This type of coverage helps pay for damages you cause in an accident. This includes damages to another person’s vehicle and any injuries that result from the collision. Without liability insurance, you may be arrested or detained in some areas of the country.
If you find yourself detained, legal coverage can provide assistance. In some cases, authorities may arrest you even if you have insurance until they can verify that you have the ability to pay for your liability.
If you are injured in an accident, this type of coverage ensures you have access to the medical attention you need.
Collision and Theft
Many Mexican roads are dangerous, especially if you stray too far from the better-maintained toll roads. If you get into an accident, roll your vehicle, or find that your car has been stolen, this type of coverage can help reimburse you for the damages.
Why Do I Need Special Coverage in Mexico?
Mexican laws require U.S. drivers to have insurance from carriers who are licensed to provide coverage in Mexico. That means your U.S. auto insurance is not valid south of the border. Going without coverage is not an option, either – even if you only plan to be there for a day. If you cause an accident that results in an injury or damage to another person’s property, you might be forced to pay out of pocket or otherwise face time in a Mexican jail. In addition, there are some areas of Mexico that do not require drivers to be insured. If your vehicle is hit by an uninsured driver, you would need to rely on your own policy to cover the damages.
It is also important to consider the higher risks that come with driving in Mexico. Unlike the U.S., there are fewer road signs and a higher number of poorly maintained roads. Unmarked speed bumps, large potholes, unmarked intersections, and a lack of construction area signs are just a few of the hazards you might encounter. You might also notice vehicles that do not have headlights or brake lights, as well as herds of livestock that congregate in the road. Use extra caution when traveling, and when possible, avoid driving after dark.
Get an Auto Insurance Quote for Mexico
Before you cross the border, talk to your independent agent about Mexican car insurance. Insurers will need a copy of your current registration, as well as information about the type of vehicle you are driving, your VIN number, your license plate number, and the dates you will be traveling in Mexico.
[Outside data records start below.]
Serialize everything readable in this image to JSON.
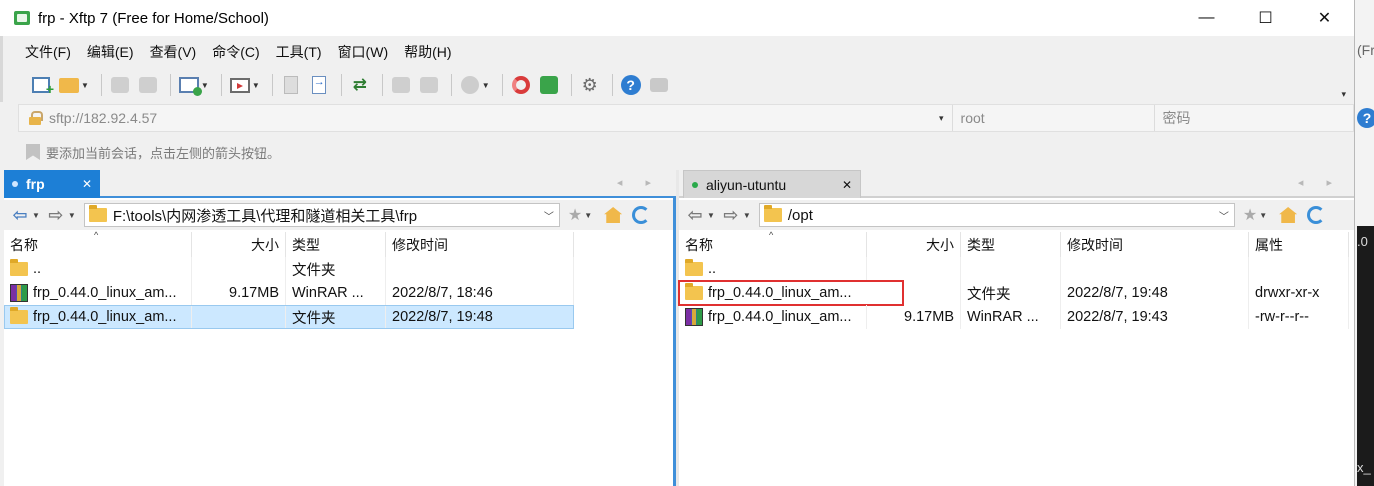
{
  "window": {
    "title": "frp - Xftp 7 (Free for Home/School)",
    "controls": {
      "minimize": "—",
      "maximize": "☐",
      "close": "✕"
    }
  },
  "menu": [
    "文件(F)",
    "编辑(E)",
    "查看(V)",
    "命令(C)",
    "工具(T)",
    "窗口(W)",
    "帮助(H)"
  ],
  "toolbar": {
    "more_glyph": "▾",
    "icons": [
      "new-session-icon",
      "open-folder-icon",
      "disconnect-icon",
      "reconnect-icon",
      "session-properties-icon",
      "transfer-icon",
      "delete-icon",
      "open-remote-icon",
      "sync-icon",
      "copy-icon",
      "paste-icon",
      "globe-icon",
      "xshell-icon",
      "xftp-icon",
      "gear-icon",
      "help-icon",
      "chat-icon"
    ]
  },
  "address": {
    "url_placeholder": "sftp://182.92.4.57",
    "user_placeholder": "root",
    "password_placeholder": "密码",
    "dropdown_glyph": "▾"
  },
  "hint": {
    "text": "要添加当前会话，点击左侧的箭头按钮。"
  },
  "left": {
    "tab": {
      "label": "frp",
      "close": "✕"
    },
    "tab_nav": "◂ ▸",
    "path": "F:\\tools\\内网渗透工具\\代理和隧道相关工具\\frp",
    "columns": [
      "名称",
      "大小",
      "类型",
      "修改时间"
    ],
    "sort_glyph": "^",
    "rows": [
      {
        "icon": "folder-icon",
        "name": "..",
        "size": "",
        "type": "文件夹",
        "modified": ""
      },
      {
        "icon": "rar-icon",
        "name": "frp_0.44.0_linux_am...",
        "size": "9.17MB",
        "type": "WinRAR ...",
        "modified": "2022/8/7, 18:46"
      },
      {
        "icon": "folder-icon",
        "name": "frp_0.44.0_linux_am...",
        "size": "",
        "type": "文件夹",
        "modified": "2022/8/7, 19:48"
      }
    ],
    "selected_row": 2
  },
  "right": {
    "tab": {
      "label": "aliyun-utuntu",
      "close": "✕"
    },
    "tab_nav": "◂ ▸",
    "path": "/opt",
    "columns": [
      "名称",
      "大小",
      "类型",
      "修改时间",
      "属性"
    ],
    "sort_glyph": "^",
    "rows": [
      {
        "icon": "folder-icon",
        "name": "..",
        "size": "",
        "type": "",
        "modified": "",
        "attr": ""
      },
      {
        "icon": "folder-icon",
        "name": "frp_0.44.0_linux_am...",
        "size": "",
        "type": "文件夹",
        "modified": "2022/8/7, 19:48",
        "attr": "drwxr-xr-x"
      },
      {
        "icon": "rar-icon",
        "name": "frp_0.44.0_linux_am...",
        "size": "9.17MB",
        "type": "WinRAR ...",
        "modified": "2022/8/7, 19:43",
        "attr": "-rw-r--r--"
      }
    ],
    "highlighted_row": 1
  },
  "background_app": {
    "text1": "(Fr",
    "text2": ".0",
    "text3": "x_"
  },
  "colors": {
    "accent": "#1d7fd6",
    "selection": "#cce8ff",
    "highlight_box": "#e03030"
  }
}
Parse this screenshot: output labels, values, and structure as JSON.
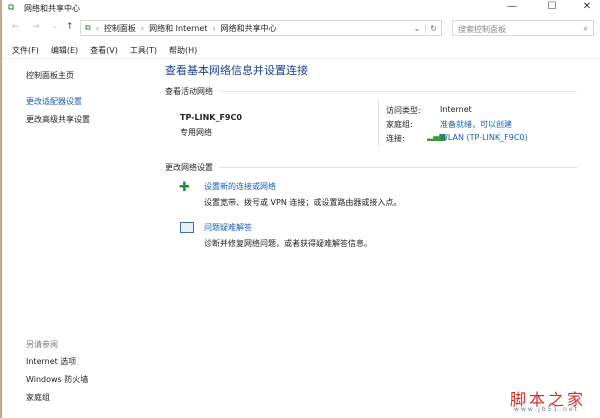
{
  "window": {
    "title": "网络和共享中心",
    "minimize": "—",
    "maximize": "☐",
    "close": "✕"
  },
  "address": {
    "crumbs": [
      "控制面板",
      "网络和 Internet",
      "网络和共享中心"
    ],
    "search_placeholder": "搜索控制面板"
  },
  "menu": [
    "文件(F)",
    "编辑(E)",
    "查看(V)",
    "工具(T)",
    "帮助(H)"
  ],
  "sidebar": {
    "items": [
      "控制面板主页",
      "更改适配器设置",
      "更改高级共享设置"
    ],
    "see_also": "另请参阅",
    "see_also_items": [
      "Internet 选项",
      "Windows 防火墙",
      "家庭组"
    ]
  },
  "main": {
    "heading": "查看基本网络信息并设置连接",
    "active_label": "查看活动网络",
    "network_name": "TP-LINK_F9C0",
    "network_type": "专用网络",
    "access_type_label": "访问类型:",
    "access_type": "Internet",
    "homegroup_label": "家庭组:",
    "homegroup": "准备就绪，可以创建",
    "connection_label": "连接:",
    "connection": "WLAN (TP-LINK_F9C0)",
    "change_label": "更改网络设置",
    "tasks": [
      {
        "title": "设置新的连接或网络",
        "desc": "设置宽带、拨号或 VPN 连接；或设置路由器或接入点。"
      },
      {
        "title": "问题疑难解答",
        "desc": "诊断并修复网络问题，或者获得疑难解答信息。"
      }
    ]
  },
  "watermark": {
    "text": "脚本之家",
    "url": "www.jb51.net"
  }
}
You will also need to provide information about where you will be traveling and staying while you are there.